Steamed pudding recipes are an obvious choice for the full steam setting in your steam oven, but what about baked puddings? Just about anything you’d usually use a water bath/bain marie for should be ok in combi steam, from souffles to self-saucing puddings. The temperature and humidity will vary a bit depending on your recipe, but I’d try somewhere around 160-170°C/320-340°F with 80% humidity.
Using combi steam in place of other appliances
If you start to imagine that you can use combi steam in many instances when you’d otherwise use a pot or a frypan, a whole world of cooking options open up to you. I often saute in a large, shallow tray or pan using combi steam, especially if I’m going to be adding other ingredients to the same pan and roasting further. For instance, garlic and chopped bacon in a tray with a knob of butter can be ‘pan-sauteed’ using combi steam at 200°C/400°F with around 50% humidity, before adding some broccoli or Brussels sprouts and roasting until the vegetables are tender and slightly frazzled at the edges. That’s a great, easy side dish which is usually pan fried, but in combi steam there’s almost no stirring or attention required until it’s done. This is not an argument for getting rid of your stovetop, rather a way of thinking outside the box about how you use your appliances, especially if you’re cooking for a crowd and need to do things a bit differently.
If you’ve always reheated leftovers in a microwave, now’s the time to stop. I don’t think anyone would argue in favour of the taste of microwaved food, so being able to reheat food which tastes like you just cooked it is a huge advantage. I use the reheat setting in my steam oven probably more than any other function. If your oven doesn’t have a specific reheat function, just reheat using combi steam at around 120°C/250°F, and 30-50% steam/humidity.
I hope that’s given you some new ideas to make the most of the combi steam setting in your oven. If you try any of the recipes I’ve linked to, or have success using one of the above suggestions, I’d love you to share by leaving a comment below or on the Steam and Bake Facebook page, or tagging your photos with #whatsinthesteamoven on Instagram.
Tune in again soon for the third and final instalment in this series, covering foods which are best cooked without any steam.

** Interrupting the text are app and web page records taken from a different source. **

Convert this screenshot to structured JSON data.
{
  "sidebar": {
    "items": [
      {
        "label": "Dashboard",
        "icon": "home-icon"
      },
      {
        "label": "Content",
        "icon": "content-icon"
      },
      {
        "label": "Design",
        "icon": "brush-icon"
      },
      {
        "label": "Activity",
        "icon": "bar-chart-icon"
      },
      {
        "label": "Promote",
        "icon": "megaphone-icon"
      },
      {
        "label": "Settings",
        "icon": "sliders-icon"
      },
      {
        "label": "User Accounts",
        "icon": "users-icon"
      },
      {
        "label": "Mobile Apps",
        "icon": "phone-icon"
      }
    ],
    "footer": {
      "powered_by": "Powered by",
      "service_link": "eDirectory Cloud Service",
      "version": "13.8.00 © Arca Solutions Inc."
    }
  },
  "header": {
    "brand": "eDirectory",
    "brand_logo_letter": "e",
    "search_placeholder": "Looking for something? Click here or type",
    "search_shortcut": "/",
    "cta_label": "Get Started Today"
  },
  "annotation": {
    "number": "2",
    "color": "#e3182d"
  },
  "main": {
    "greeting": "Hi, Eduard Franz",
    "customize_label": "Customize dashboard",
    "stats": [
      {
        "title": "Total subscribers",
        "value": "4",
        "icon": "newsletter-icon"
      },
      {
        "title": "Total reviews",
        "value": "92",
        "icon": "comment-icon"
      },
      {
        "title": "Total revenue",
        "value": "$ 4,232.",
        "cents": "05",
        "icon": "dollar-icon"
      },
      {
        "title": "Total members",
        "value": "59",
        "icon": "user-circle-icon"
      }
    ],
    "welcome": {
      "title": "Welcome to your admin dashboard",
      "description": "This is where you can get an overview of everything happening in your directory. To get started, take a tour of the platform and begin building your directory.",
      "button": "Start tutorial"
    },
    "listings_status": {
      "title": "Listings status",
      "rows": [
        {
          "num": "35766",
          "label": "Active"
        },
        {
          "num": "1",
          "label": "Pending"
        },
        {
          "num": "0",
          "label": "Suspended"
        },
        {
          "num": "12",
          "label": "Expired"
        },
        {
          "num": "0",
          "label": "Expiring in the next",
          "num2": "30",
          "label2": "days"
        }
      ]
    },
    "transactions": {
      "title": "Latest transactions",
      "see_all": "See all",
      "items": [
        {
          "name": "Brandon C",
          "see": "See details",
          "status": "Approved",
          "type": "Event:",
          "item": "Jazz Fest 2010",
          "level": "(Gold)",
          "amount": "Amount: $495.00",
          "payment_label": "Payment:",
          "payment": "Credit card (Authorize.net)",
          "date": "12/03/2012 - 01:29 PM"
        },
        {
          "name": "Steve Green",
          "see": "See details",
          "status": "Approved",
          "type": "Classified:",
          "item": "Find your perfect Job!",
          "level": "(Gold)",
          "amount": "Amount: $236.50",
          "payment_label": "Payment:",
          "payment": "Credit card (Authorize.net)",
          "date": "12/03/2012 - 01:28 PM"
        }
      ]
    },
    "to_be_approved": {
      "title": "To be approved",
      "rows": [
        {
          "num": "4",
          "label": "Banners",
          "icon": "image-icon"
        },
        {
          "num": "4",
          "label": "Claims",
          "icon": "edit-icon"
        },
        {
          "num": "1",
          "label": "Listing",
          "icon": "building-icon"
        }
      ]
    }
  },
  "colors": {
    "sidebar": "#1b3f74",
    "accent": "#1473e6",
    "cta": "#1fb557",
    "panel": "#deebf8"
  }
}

If you’d like to be notified when new posts are published, subscribe to the email list so you never miss a post (plus you’ll get an invite to the subscribers-only Combi Steam Cooking with Steam and Bake Facebook group, where there are well over a thousand steam oven users from around the world, helping one another by sharing great tips and support for almost every brand).
Happy steam oven cooking, see you here again soon.